employees.Sightings and strange sounds and footsteps are heard frequently in this area.
|© copyright 2007-2010 Peace of mind paranormal society
EASTERN STATE PENITENTIARY
A BRIEF HISTORY
In the 1770s, an, Englishman, John Howard became aware of and was scandalized by the abusive and degrading conditions in his country's
jails and prisons. Between 1773 and 1790, he visited various penal institutions in England and Europe and wrote careful accounts of their
construction and administration that were widely read and influential. He called for, among other things, the separation of all inmates at night;
and, during the day, the separation of men from women and serious felons from petty criminals; the introduction of sick wards and
infirmaries; the prohibition of alcohol; and the institution of rules governing cleanliness and conduct. His work was a direct influence on the
Philadelphia Society for Alleviating the Miseries of Public Prisons which was formed in 1787. The Society petitioned the legislature for
changes in laws and changes in treatment of offenders that eventually led to the first penitentiary at Walnut Street Jail, Philadelphia. The ideas
inspiring humanitarian reforms were in accord with Quaker theology, which held that "the light of God" resided within everyone. Many
Quakers were influential in the reform movement; almost half of the Society members were Friends. 2
Eastern State Penitentiary embodied Quaker ideas about the nature of man and the redemptive powers of solitary reflection and penitence.
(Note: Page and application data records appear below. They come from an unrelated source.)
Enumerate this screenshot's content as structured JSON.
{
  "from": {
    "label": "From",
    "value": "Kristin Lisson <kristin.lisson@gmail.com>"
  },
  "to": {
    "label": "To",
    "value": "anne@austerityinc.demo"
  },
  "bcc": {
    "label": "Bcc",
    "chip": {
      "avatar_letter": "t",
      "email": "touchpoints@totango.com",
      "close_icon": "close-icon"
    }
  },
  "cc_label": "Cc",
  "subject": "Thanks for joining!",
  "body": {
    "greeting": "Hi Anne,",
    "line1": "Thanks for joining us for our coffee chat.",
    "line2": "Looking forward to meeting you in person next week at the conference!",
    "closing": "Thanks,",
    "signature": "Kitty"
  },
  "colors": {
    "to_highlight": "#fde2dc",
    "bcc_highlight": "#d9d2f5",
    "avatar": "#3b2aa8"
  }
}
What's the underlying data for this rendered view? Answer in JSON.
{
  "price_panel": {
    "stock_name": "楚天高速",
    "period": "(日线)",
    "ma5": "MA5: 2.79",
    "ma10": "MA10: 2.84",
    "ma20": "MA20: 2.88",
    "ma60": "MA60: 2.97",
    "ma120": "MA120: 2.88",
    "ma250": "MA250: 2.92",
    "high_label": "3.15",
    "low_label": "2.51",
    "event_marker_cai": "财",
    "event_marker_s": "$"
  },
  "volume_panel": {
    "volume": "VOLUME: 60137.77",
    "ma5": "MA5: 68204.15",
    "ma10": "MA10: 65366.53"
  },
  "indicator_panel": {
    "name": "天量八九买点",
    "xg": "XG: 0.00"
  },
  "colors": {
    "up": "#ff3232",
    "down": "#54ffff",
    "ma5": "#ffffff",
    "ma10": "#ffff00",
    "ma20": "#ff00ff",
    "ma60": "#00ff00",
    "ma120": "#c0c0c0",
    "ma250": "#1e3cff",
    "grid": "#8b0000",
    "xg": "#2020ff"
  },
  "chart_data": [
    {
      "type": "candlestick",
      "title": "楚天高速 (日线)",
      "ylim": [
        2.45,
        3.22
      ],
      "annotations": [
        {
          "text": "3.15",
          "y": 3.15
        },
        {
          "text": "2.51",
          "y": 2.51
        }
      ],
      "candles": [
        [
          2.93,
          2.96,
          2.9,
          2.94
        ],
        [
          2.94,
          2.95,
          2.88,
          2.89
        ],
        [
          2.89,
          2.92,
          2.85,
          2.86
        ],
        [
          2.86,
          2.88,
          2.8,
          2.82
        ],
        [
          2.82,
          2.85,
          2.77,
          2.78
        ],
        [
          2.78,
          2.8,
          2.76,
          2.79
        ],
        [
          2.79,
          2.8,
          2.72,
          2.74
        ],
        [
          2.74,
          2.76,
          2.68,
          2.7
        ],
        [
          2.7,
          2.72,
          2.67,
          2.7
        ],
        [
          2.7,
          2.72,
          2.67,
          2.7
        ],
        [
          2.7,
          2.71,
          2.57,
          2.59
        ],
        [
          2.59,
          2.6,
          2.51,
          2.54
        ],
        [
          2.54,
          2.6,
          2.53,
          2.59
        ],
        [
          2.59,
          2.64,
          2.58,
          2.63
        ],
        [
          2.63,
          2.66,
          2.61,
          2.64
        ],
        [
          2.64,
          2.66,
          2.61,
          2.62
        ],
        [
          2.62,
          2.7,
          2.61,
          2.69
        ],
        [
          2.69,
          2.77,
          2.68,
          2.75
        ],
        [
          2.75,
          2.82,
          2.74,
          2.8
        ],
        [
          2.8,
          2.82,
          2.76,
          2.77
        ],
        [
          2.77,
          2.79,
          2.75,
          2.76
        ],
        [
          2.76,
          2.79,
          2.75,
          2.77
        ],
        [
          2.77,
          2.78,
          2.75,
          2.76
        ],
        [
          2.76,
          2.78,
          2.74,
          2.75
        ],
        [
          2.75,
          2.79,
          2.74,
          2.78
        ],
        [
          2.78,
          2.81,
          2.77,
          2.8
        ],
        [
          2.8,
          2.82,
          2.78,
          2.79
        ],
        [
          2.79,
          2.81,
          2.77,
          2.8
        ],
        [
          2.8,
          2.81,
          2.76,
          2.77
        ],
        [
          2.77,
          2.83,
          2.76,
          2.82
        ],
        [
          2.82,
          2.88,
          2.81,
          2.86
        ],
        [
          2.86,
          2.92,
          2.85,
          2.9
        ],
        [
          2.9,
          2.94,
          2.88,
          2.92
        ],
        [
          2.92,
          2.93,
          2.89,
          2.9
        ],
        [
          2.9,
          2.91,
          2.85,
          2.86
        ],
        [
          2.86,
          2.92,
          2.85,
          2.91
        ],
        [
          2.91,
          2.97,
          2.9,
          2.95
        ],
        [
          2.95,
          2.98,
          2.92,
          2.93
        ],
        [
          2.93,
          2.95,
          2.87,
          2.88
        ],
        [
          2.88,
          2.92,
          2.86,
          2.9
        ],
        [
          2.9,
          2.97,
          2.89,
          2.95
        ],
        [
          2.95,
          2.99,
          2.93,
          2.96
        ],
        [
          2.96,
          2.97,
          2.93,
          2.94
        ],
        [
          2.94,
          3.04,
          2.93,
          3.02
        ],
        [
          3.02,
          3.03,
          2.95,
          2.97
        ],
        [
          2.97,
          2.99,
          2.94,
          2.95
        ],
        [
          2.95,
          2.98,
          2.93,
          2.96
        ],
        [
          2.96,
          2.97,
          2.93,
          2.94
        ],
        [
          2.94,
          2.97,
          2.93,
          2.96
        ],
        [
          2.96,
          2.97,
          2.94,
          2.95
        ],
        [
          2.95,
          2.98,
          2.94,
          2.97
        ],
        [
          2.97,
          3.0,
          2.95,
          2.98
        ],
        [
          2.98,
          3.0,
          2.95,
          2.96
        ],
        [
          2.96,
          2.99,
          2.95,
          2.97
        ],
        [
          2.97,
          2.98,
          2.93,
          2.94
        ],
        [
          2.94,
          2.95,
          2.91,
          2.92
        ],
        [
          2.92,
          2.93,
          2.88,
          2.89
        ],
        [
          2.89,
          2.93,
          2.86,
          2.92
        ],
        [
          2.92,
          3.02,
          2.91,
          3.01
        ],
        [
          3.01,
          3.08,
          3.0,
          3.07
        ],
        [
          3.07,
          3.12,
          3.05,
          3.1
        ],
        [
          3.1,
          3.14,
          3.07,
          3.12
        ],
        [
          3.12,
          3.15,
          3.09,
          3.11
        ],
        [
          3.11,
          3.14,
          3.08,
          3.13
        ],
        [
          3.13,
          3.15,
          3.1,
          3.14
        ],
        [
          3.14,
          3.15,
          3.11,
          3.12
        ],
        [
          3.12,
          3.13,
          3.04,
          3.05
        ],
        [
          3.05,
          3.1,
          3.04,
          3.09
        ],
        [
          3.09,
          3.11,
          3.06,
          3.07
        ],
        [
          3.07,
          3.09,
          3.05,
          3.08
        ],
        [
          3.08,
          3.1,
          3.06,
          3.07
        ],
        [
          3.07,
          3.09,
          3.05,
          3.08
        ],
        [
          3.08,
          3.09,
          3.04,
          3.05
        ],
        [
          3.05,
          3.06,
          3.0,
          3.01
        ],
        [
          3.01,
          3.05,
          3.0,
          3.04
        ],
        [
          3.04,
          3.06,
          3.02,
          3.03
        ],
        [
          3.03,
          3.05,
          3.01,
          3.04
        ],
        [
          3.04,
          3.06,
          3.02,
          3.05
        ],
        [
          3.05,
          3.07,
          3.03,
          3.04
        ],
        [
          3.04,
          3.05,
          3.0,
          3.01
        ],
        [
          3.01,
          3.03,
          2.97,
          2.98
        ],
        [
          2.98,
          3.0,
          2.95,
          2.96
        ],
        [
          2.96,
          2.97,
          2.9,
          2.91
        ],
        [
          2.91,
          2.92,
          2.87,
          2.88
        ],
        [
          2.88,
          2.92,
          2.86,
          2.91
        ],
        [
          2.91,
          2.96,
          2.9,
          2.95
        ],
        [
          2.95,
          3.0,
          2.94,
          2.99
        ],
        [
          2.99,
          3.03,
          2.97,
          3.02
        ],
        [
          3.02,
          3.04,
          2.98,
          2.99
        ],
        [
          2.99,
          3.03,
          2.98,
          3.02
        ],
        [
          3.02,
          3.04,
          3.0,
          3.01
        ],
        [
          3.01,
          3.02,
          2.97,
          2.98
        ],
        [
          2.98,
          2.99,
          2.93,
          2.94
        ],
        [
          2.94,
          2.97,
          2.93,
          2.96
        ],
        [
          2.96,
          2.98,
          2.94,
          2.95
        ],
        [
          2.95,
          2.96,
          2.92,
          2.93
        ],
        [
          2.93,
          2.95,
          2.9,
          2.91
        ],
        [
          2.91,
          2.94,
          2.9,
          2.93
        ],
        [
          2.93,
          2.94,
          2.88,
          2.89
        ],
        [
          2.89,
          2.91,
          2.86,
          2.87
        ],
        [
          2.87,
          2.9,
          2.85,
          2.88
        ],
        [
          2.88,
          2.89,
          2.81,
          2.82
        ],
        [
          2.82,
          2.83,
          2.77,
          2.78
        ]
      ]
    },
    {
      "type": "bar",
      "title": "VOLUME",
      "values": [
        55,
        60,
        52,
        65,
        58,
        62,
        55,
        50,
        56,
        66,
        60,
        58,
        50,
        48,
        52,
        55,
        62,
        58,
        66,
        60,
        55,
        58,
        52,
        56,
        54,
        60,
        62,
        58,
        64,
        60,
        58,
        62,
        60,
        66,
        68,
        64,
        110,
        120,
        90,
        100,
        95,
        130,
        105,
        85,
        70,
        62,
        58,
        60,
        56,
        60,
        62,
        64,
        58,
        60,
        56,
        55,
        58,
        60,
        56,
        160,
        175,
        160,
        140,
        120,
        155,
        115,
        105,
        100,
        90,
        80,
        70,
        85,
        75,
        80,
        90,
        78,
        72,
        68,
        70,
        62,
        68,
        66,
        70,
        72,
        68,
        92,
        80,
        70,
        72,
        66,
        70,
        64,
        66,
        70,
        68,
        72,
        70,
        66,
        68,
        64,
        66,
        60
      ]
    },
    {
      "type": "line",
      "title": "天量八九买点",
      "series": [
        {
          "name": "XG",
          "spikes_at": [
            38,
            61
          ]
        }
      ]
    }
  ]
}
Members of non-conformist sects had long opposed capital punishment and had, since the colonial era, championed imprisonment as an
alternative. In 1821, after many years of lobbying from the Philadelphia Society for Alleviating the Miseries of Public Prisons, founded by Dr.
Benjamin Rush, the Pennsylvania Legislature approved funding to build Eastern State Penitentiary. The new prison was approved to confine
two-hundred fifty inmates and with a cost $780,000. 3
The philosophy guiding the intent of Eastern State Penitentiary presented many challenges for the architects. Unlike earlier, unsuccessful
attempts at maintaining solitary confinement, the building design would have to prevent communication between inmates in order to prevent
the transmission of moral contagion. Unlike Auburn, the cells would have to accommodate both the prisoner and provisions for his or her
work equipment. Since the prisoners were to remain in their cells for the whole of their terms, each cell had to be equipped with water,
rudimentary plumbing, and heat. Prevailing theory held that prisons needed adequate ventilation to prevent "gaol fever," which had plagued
earlier institutions. And the planners wanted an imposing building that would inspire fear and respect among the citizenry. Upon completion,
Eastern State Penitentiary was the largest building in America and possibly the most expensive